Interactivity 

Quick Start (Pre-Session)

Participants will be invited to  join our web-based, interactive platform (e.g. Padlet or Trello) which will be used for facilitating the session and dissemination of resources. Once connected to the platform, participants will respond to descriptive questions to help the facilitators ensure they know who is participating and how to tailor the session.   

Welcome, Objectives, and Introductions (10 Minutes) 

Facilitators will welcome participants, establish objectives, and create a learning environment by revisiting the quick start activity to explain how the interactive platform will be used throughout the workshop. 

Developing an Education Technology Research Protocol 

Facilitators will kick off the 4 Step process by creating a common language and differentiating amongst action research, education research, and program evaluation. During the micro-lecture and discussion portion of each of the 4 Steps an education research example(s) will be deconstructed to help provide a frame-of-reference for participants. 

Step 1: What is the Problem or Issue You are Trying to Solve? (15 Minutes) 

Micro-lecture & Discussion (Large Group): Developing A Question 

Protocol Development (Independent or Small Group)

Feedback (Partners)

Step 2: What data will inform you? (15 Minutes) 

Micro-lecture & Discussion  (Large Group): Data & Data Collection 

Protocol Development (Independent or Small Group)  

Feedback (Partners)

Step 3: How will you collect the data? (15 Minutes) 

Micro-lecture & Discussion  (Large Group): Methods

Protocol Development (Independent or Small Group)

Feedback (Partners)

Step 4: How will you make meaning of your data? (15 Minutes) 

Micro-lecture & Discussion  (Large Group): Analysis 
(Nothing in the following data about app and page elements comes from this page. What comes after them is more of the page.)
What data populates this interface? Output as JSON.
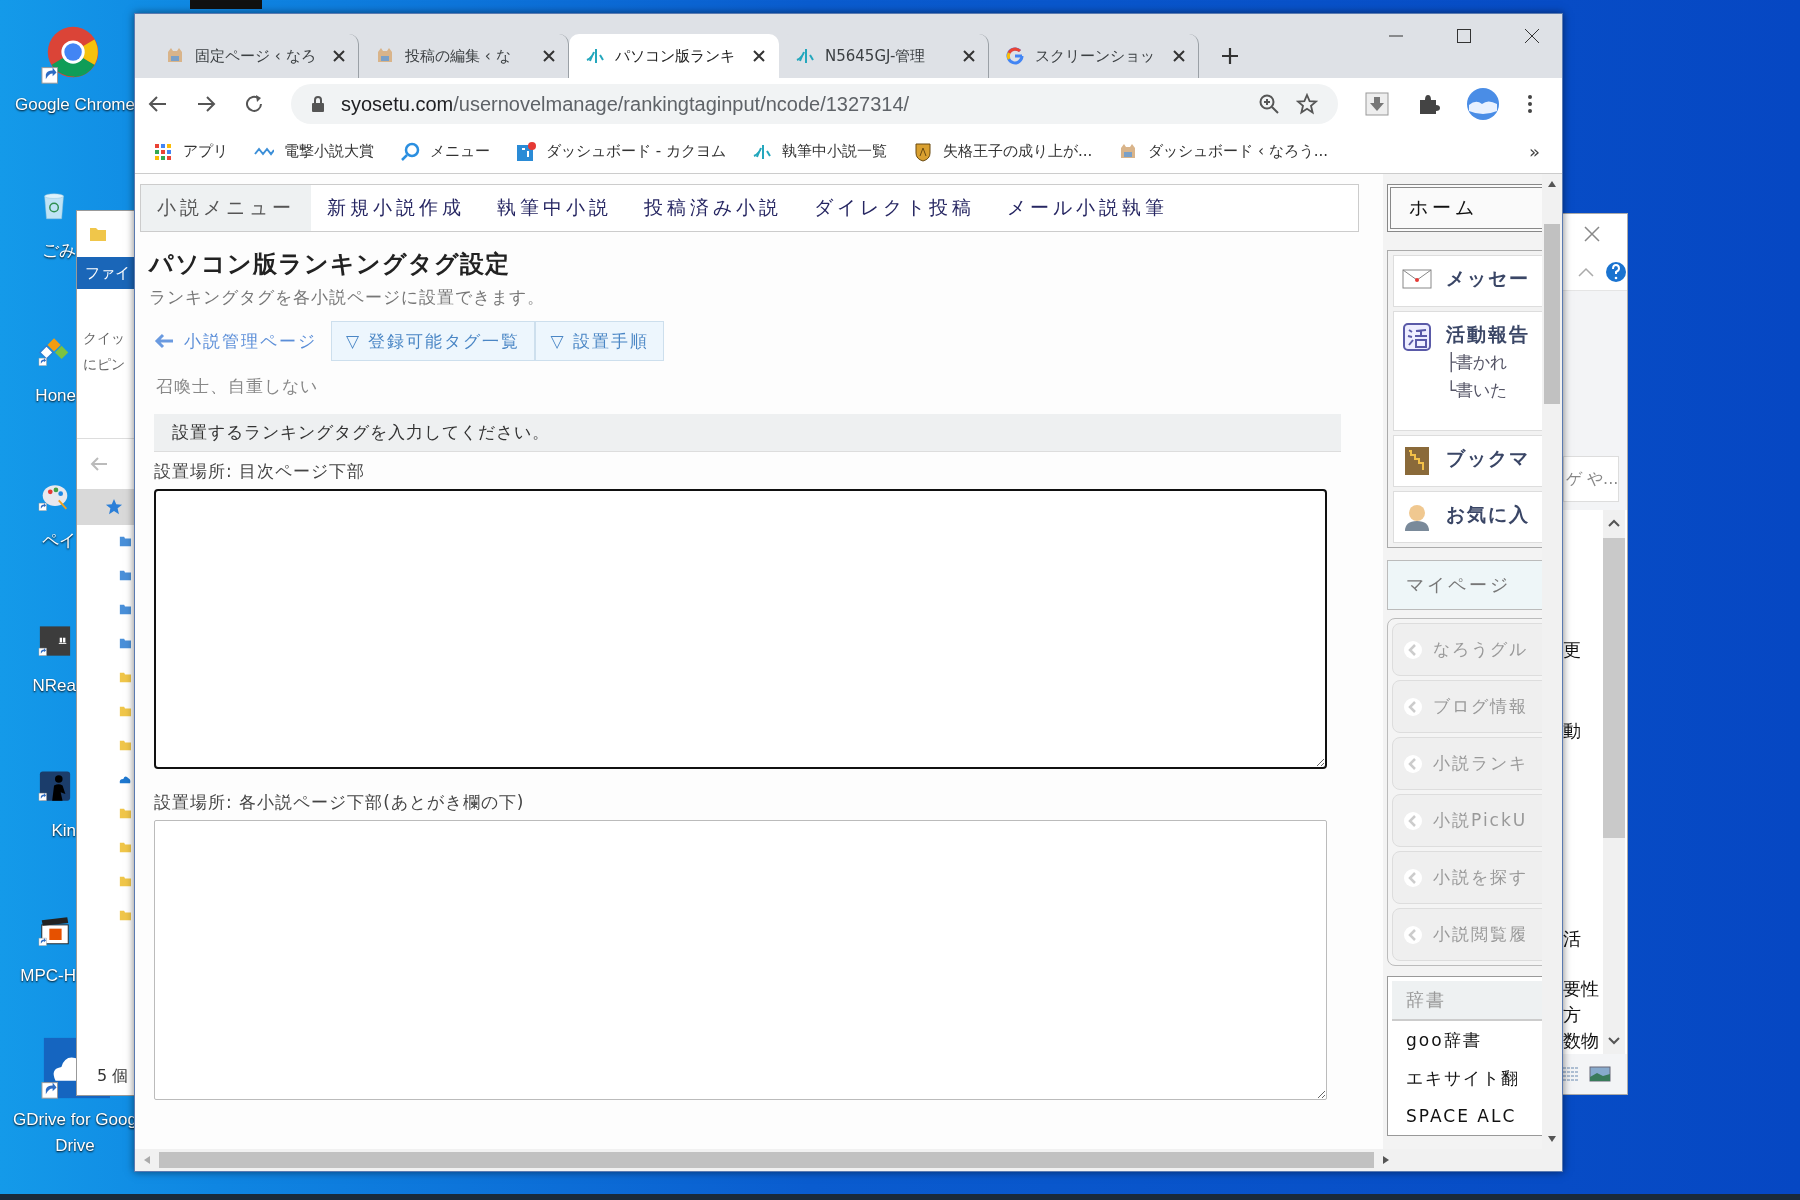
{
  "desktop": {
    "icons": [
      {
        "label": "Google Chrome",
        "kind": "chrome"
      },
      {
        "label": "ごみ",
        "kind": "trash"
      },
      {
        "label": "Hone",
        "kind": "diamond"
      },
      {
        "label": "ペイ",
        "kind": "palette"
      },
      {
        "label": "NRea",
        "kind": "dark"
      },
      {
        "label": "Kin",
        "kind": "reader"
      },
      {
        "label": "MPC-H",
        "kind": "clapper"
      },
      {
        "label": "GDrive for Goog\nDrive",
        "kind": "gdrive"
      }
    ]
  },
  "explorer_window": {
    "ribbon_tab": "ファイ",
    "pin_hint": [
      "クイッ",
      "にピン"
    ],
    "status": "5 個"
  },
  "back_window": {
    "search_text": "ゲ や...",
    "fragments": [
      "更",
      "動",
      "活",
      "要性",
      "方",
      "数物"
    ]
  },
  "browser": {
    "tabs": [
      {
        "title": "固定ページ ‹ なろ",
        "kind": "cat",
        "selected": false
      },
      {
        "title": "投稿の編集 ‹ な",
        "kind": "cat",
        "selected": false
      },
      {
        "title": "パソコン版ランキ",
        "kind": "script",
        "selected": true
      },
      {
        "title": "N5645GJ-管理",
        "kind": "script",
        "selected": false
      },
      {
        "title": "スクリーンショッ",
        "kind": "google",
        "selected": false
      }
    ],
    "address": {
      "host": "syosetu.com",
      "path": "/usernovelmanage/rankingtaginput/ncode/1327314/"
    },
    "bookmarks": [
      {
        "label": "アプリ",
        "kind": "apps"
      },
      {
        "label": "電撃小説大賞",
        "kind": "wave"
      },
      {
        "label": "メニュー",
        "kind": "search"
      },
      {
        "label": "ダッシュボード - カクヨム",
        "kind": "bracket"
      },
      {
        "label": "執筆中小説一覧",
        "kind": "script"
      },
      {
        "label": "失格王子の成り上が...",
        "kind": "shield"
      },
      {
        "label": "ダッシュボード ‹ なろう...",
        "kind": "cat"
      }
    ],
    "bookmarks_overflow": "»"
  },
  "page": {
    "nav": [
      {
        "label": "小説メニュー",
        "selected": true
      },
      {
        "label": "新規小説作成",
        "selected": false
      },
      {
        "label": "執筆中小説",
        "selected": false
      },
      {
        "label": "投稿済み小説",
        "selected": false
      },
      {
        "label": "ダイレクト投稿",
        "selected": false
      },
      {
        "label": "メール小説執筆",
        "selected": false
      }
    ],
    "title": "パソコン版ランキングタグ設定",
    "subtitle": "ランキングタグを各小説ページに設置できます。",
    "back_link": "小説管理ページ",
    "toggles": [
      "▽ 登録可能タグ一覧",
      "▽ 設置手順"
    ],
    "novel_title": "召喚士、自重しない",
    "notice": "設置するランキングタグを入力してください。",
    "fields": [
      {
        "label": "設置場所: 目次ページ下部",
        "focused": true
      },
      {
        "label": "設置場所: 各小説ページ下部(あとがき欄の下)",
        "focused": false
      }
    ],
    "sidebar": {
      "home": "ホーム",
      "panel": [
        {
          "label": "メッセー",
          "kind": "mail"
        },
        {
          "label": "活動報告",
          "kind": "katsu",
          "sub": [
            "├書かれ",
            "└書いた"
          ]
        },
        {
          "label": "ブックマ",
          "kind": "book"
        },
        {
          "label": "お気に入",
          "kind": "person"
        }
      ],
      "mypage": "マイページ",
      "links": [
        "なろうグル",
        "ブログ情報",
        "小説ランキ",
        "小説PickU",
        "小説を探す",
        "小説閲覧履"
      ],
      "dictionary": {
        "header": "辞書",
        "items": [
          "goo辞書",
          "エキサイト翻",
          "SPACE ALC"
        ]
      }
    }
  }
}
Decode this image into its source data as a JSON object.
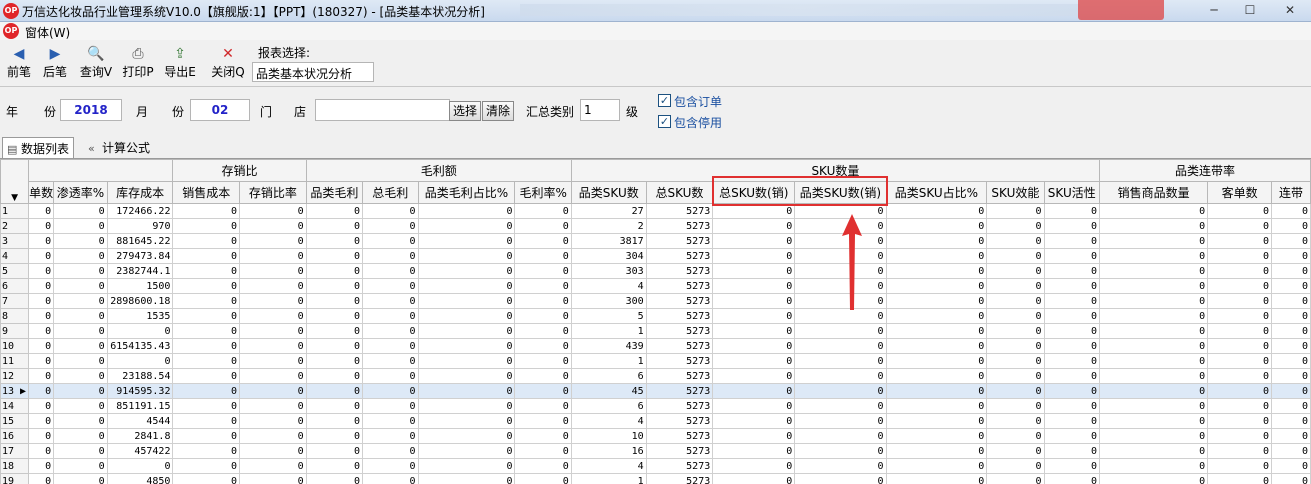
{
  "window": {
    "title": "万信达化妆品行业管理系统V10.0【旗舰版:1】【PPT】(180327) - [品类基本状况分析]",
    "app_icon_text": "OP",
    "controls": {
      "minimize": "─",
      "maximize": "☐",
      "close": "✕"
    }
  },
  "menu": {
    "window_label": "窗体(W)"
  },
  "toolbar": {
    "prev": "前笔",
    "next": "后笔",
    "query": "查询V",
    "print": "打印P",
    "export": "导出E",
    "close": "关闭Q",
    "report_label": "报表选择:",
    "report_value": "品类基本状况分析"
  },
  "filters": {
    "year_label_1": "年",
    "year_label_2": "份",
    "year_value": "2018",
    "month_label_1": "月",
    "month_label_2": "份",
    "month_value": "02",
    "store_label_1": "门",
    "store_label_2": "店",
    "store_value": "",
    "select_btn": "选择",
    "clear_btn": "清除",
    "summary_label": "汇总类别",
    "summary_value": "1",
    "level_label": "级",
    "include_orders": "包含订单",
    "include_disabled": "包含停用"
  },
  "tabs": {
    "data_list": "数据列表",
    "formula": "计算公式"
  },
  "grid": {
    "groups": {
      "g1": "存销比",
      "g2": "毛利额",
      "g3": "SKU数量",
      "g4": "品类连带率"
    },
    "columns": [
      "单数",
      "渗透率%",
      "库存成本",
      "销售成本",
      "存销比率",
      "品类毛利",
      "总毛利",
      "品类毛利占比%",
      "毛利率%",
      "品类SKU数",
      "总SKU数",
      "总SKU数(销)",
      "品类SKU数(销)",
      "品类SKU占比%",
      "SKU效能",
      "SKU活性",
      "销售商品数量",
      "客单数",
      "连带"
    ],
    "rows": [
      {
        "n": "1",
        "inv": "172466.22",
        "sku": "27",
        "total": "5273"
      },
      {
        "n": "2",
        "inv": "970",
        "sku": "2",
        "total": "5273"
      },
      {
        "n": "3",
        "inv": "881645.22",
        "sku": "3817",
        "total": "5273"
      },
      {
        "n": "4",
        "inv": "279473.84",
        "sku": "304",
        "total": "5273"
      },
      {
        "n": "5",
        "inv": "2382744.1",
        "sku": "303",
        "total": "5273"
      },
      {
        "n": "6",
        "inv": "1500",
        "sku": "4",
        "total": "5273"
      },
      {
        "n": "7",
        "inv": "2898600.18",
        "sku": "300",
        "total": "5273"
      },
      {
        "n": "8",
        "inv": "1535",
        "sku": "5",
        "total": "5273"
      },
      {
        "n": "9",
        "inv": "0",
        "sku": "1",
        "total": "5273"
      },
      {
        "n": "10",
        "inv": "6154135.43",
        "sku": "439",
        "total": "5273"
      },
      {
        "n": "11",
        "inv": "0",
        "sku": "1",
        "total": "5273"
      },
      {
        "n": "12",
        "inv": "23188.54",
        "sku": "6",
        "total": "5273"
      },
      {
        "n": "13",
        "inv": "914595.32",
        "sku": "45",
        "total": "5273"
      },
      {
        "n": "14",
        "inv": "851191.15",
        "sku": "6",
        "total": "5273"
      },
      {
        "n": "15",
        "inv": "4544",
        "sku": "4",
        "total": "5273"
      },
      {
        "n": "16",
        "inv": "2841.8",
        "sku": "10",
        "total": "5273"
      },
      {
        "n": "17",
        "inv": "457422",
        "sku": "16",
        "total": "5273"
      },
      {
        "n": "18",
        "inv": "0",
        "sku": "4",
        "total": "5273"
      },
      {
        "n": "19",
        "inv": "4850",
        "sku": "1",
        "total": "5273"
      }
    ],
    "selected_row": "13",
    "zero": "0"
  },
  "colors": {
    "highlight_box": "#e03030",
    "selected_row": "#dde9f7"
  }
}
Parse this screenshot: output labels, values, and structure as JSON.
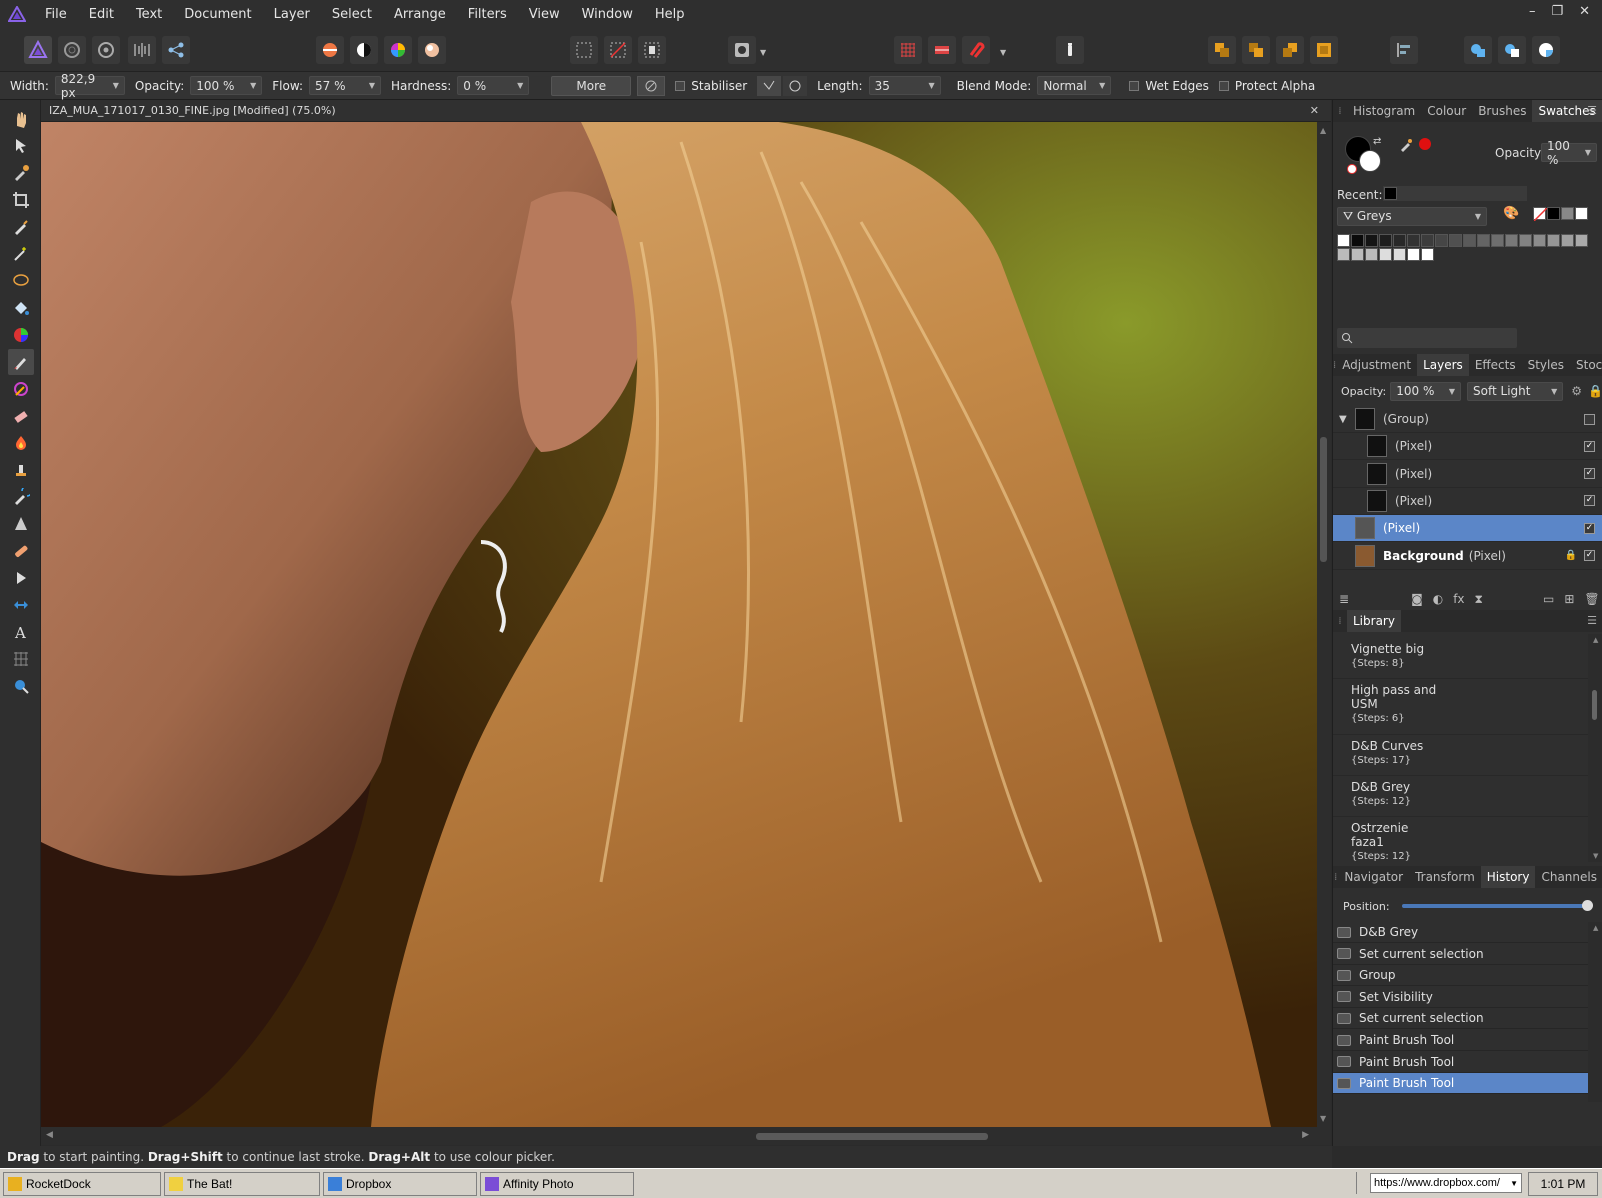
{
  "menubar": {
    "items": [
      "File",
      "Edit",
      "Text",
      "Document",
      "Layer",
      "Select",
      "Arrange",
      "Filters",
      "View",
      "Window",
      "Help"
    ]
  },
  "window_controls": {
    "minimize": "–",
    "restore": "❐",
    "close": "✕"
  },
  "context_toolbar": {
    "width_label": "Width:",
    "width_value": "822,9 px",
    "opacity_label": "Opacity:",
    "opacity_value": "100 %",
    "flow_label": "Flow:",
    "flow_value": "57 %",
    "hardness_label": "Hardness:",
    "hardness_value": "0 %",
    "more_label": "More",
    "stabiliser_label": "Stabiliser",
    "length_label": "Length:",
    "length_value": "35",
    "blend_label": "Blend Mode:",
    "blend_value": "Normal",
    "wet_edges_label": "Wet Edges",
    "protect_alpha_label": "Protect Alpha"
  },
  "document": {
    "title": "IZA_MUA_171017_0130_FINE.jpg [Modified] (75.0%)",
    "close": "✕"
  },
  "status": {
    "k1": "Drag",
    "t1": " to start painting. ",
    "k2": "Drag+Shift",
    "t2": " to continue last stroke. ",
    "k3": "Drag+Alt",
    "t3": " to use colour picker."
  },
  "colour_panel": {
    "tabs": [
      "Histogram",
      "Colour",
      "Brushes",
      "Swatches"
    ],
    "active_tab": "Swatches",
    "opacity_label": "Opacity:",
    "opacity_value": "100 %",
    "recent_label": "Recent:",
    "palette_name": "Greys"
  },
  "layers_panel": {
    "tabs": [
      "Adjustment",
      "Layers",
      "Effects",
      "Styles",
      "Stock"
    ],
    "active_tab": "Layers",
    "opacity_label": "Opacity:",
    "opacity_value": "100 %",
    "blend_value": "Soft Light",
    "layers": [
      {
        "name": "(Group)",
        "indent": 0,
        "checked": false,
        "selected": false
      },
      {
        "name": "(Pixel)",
        "indent": 1,
        "checked": true,
        "selected": false
      },
      {
        "name": "(Pixel)",
        "indent": 1,
        "checked": true,
        "selected": false
      },
      {
        "name": "(Pixel)",
        "indent": 1,
        "checked": true,
        "selected": false
      },
      {
        "name": "(Pixel)",
        "indent": 0,
        "checked": true,
        "selected": true
      },
      {
        "name": "Background",
        "suffix": "(Pixel)",
        "indent": 0,
        "checked": true,
        "selected": false,
        "locked": true
      }
    ]
  },
  "library_panel": {
    "title": "Library",
    "items": [
      {
        "name": "Vignette big",
        "steps": "{Steps: 8}"
      },
      {
        "name": "High pass and USM",
        "steps": "{Steps: 6}"
      },
      {
        "name": "D&B Curves",
        "steps": "{Steps: 17}"
      },
      {
        "name": "D&B Grey",
        "steps": "{Steps: 12}"
      },
      {
        "name": "Ostrzenie faza1",
        "steps": "{Steps: 12}"
      }
    ]
  },
  "history_panel": {
    "tabs": [
      "Navigator",
      "Transform",
      "History",
      "Channels"
    ],
    "active_tab": "History",
    "position_label": "Position:",
    "items": [
      "D&B Grey",
      "Set current selection",
      "Group",
      "Set Visibility",
      "Set current selection",
      "Paint Brush Tool",
      "Paint Brush Tool",
      "Paint Brush Tool"
    ],
    "selected_index": 7
  },
  "taskbar": {
    "tasks": [
      "RocketDock",
      "The Bat!",
      "Dropbox",
      "Affinity Photo"
    ],
    "address": "https://www.dropbox.com/",
    "clock": "1:01 PM"
  },
  "colors": {
    "accent": "#5b86c8",
    "brand": "#7b4dd6",
    "swatch_red": "#e01010"
  }
}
Protocol Development (Independent or Small Group)

Protocol Debrief: 5 Minutes of Metacognition with Partners (15 Minutes)  

Participants reflect on their experience and commit to follow-up actions as a result of their experience. 

Closing (5 Minutes )

Facilitators will close the session by summarizing workshop pearls and sharing next steps for implementation of the protocols including virtual collaboration space, coaching, and reporting back. 

Tangible Takeaways

At the conclusion of this session, participants will have: 

  • individualized education technology research protocol to implement   

  • access to a virtual toolbox with references and resources 

  • access to a virtual collaboration space

 

References 

Ernest L. Boyer (1996) From Scholarship Reconsidered to Scholarship Assessed, Quest, 48:2, 129-139, DOI: 10.1080/00336297.1996.10484184

Shulman, L. S. (1999). Taking learning seriously. Change, 31 (4), 10-17. Retrieved from

http://www.carnegiefoundation.org/elibrary/taking-learning-seriously.